**TASK GOAL**
All the data should be repeated exactly. Any image in it is left out.

▬▬▬

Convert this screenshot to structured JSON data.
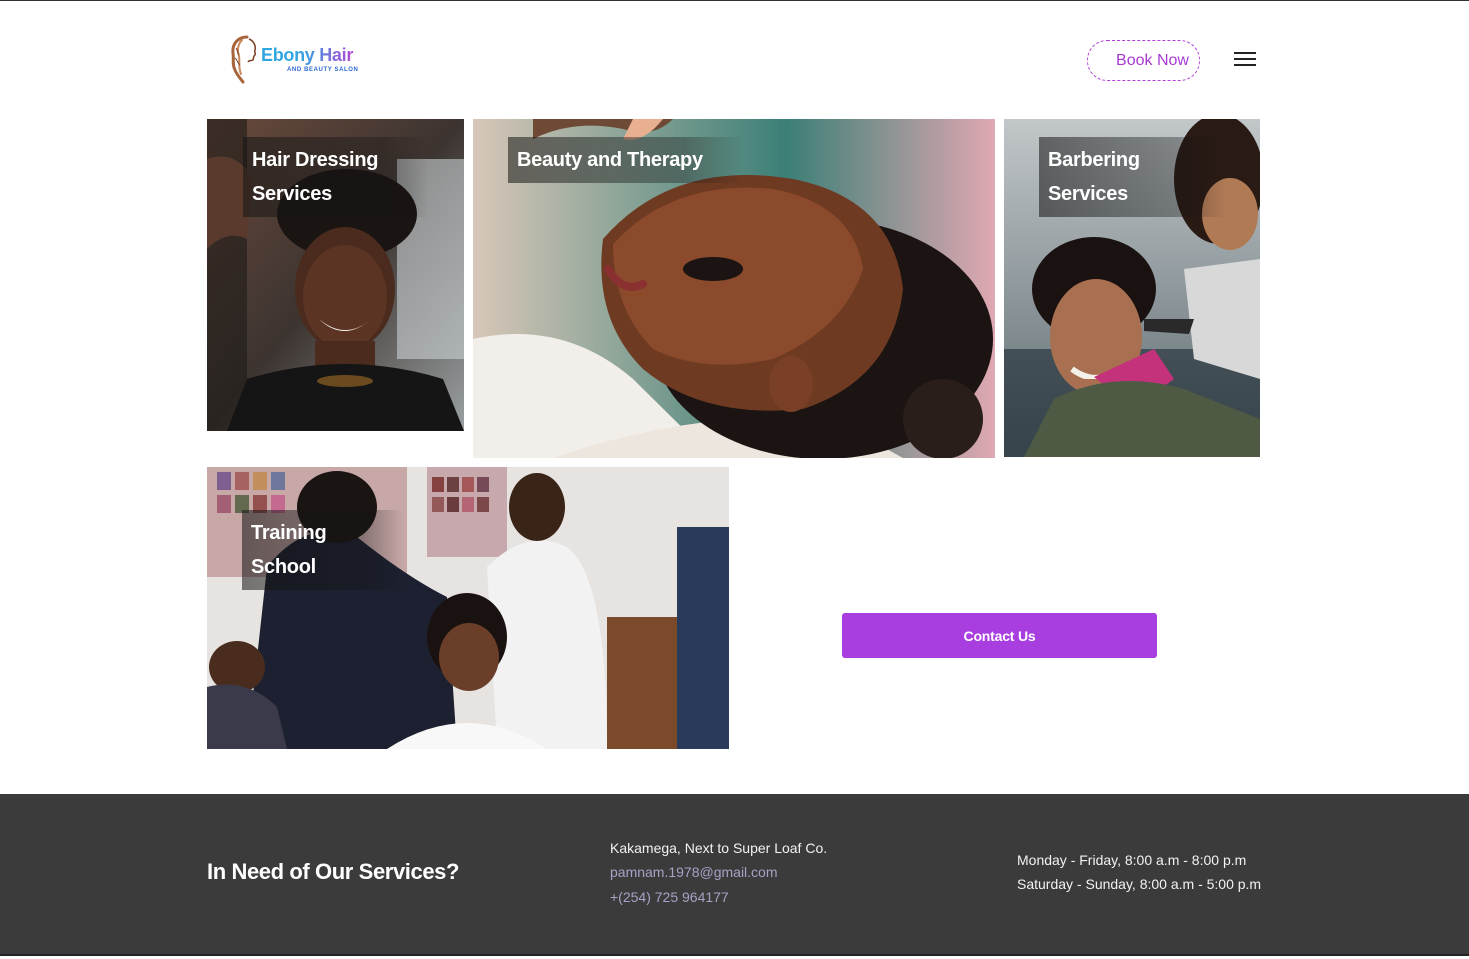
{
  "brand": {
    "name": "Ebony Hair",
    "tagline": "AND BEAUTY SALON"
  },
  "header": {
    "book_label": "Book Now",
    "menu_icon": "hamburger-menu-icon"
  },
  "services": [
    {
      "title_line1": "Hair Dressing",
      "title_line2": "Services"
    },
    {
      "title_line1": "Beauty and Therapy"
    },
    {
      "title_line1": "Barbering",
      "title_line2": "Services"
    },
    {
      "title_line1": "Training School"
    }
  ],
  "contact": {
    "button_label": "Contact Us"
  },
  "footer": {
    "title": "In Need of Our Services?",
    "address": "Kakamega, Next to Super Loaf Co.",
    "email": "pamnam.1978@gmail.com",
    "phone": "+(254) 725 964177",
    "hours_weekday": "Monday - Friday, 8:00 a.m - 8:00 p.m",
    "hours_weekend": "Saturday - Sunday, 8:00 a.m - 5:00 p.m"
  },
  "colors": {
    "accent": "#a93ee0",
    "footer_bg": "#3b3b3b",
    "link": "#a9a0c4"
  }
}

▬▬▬

**ANSWER SECTION**
Convert this screenshot to structured JSON data.
{
  "brand": {
    "name": "Ebony Hair",
    "tagline": "AND BEAUTY SALON"
  },
  "header": {
    "book_label": "Book Now",
    "menu_icon": "hamburger-menu-icon"
  },
  "services": [
    {
      "title_line1": "Hair Dressing",
      "title_line2": "Services"
    },
    {
      "title_line1": "Beauty and Therapy"
    },
    {
      "title_line1": "Barbering",
      "title_line2": "Services"
    },
    {
      "title_line1": "Training School"
    }
  ],
  "contact": {
    "button_label": "Contact Us"
  },
  "footer": {
    "title": "In Need of Our Services?",
    "address": "Kakamega, Next to Super Loaf Co.",
    "email": "pamnam.1978@gmail.com",
    "phone": "+(254) 725 964177",
    "hours_weekday": "Monday - Friday, 8:00 a.m - 8:00 p.m",
    "hours_weekend": "Saturday - Sunday, 8:00 a.m - 5:00 p.m"
  },
  "colors": {
    "accent": "#a93ee0",
    "footer_bg": "#3b3b3b",
    "link": "#a9a0c4"
  }
}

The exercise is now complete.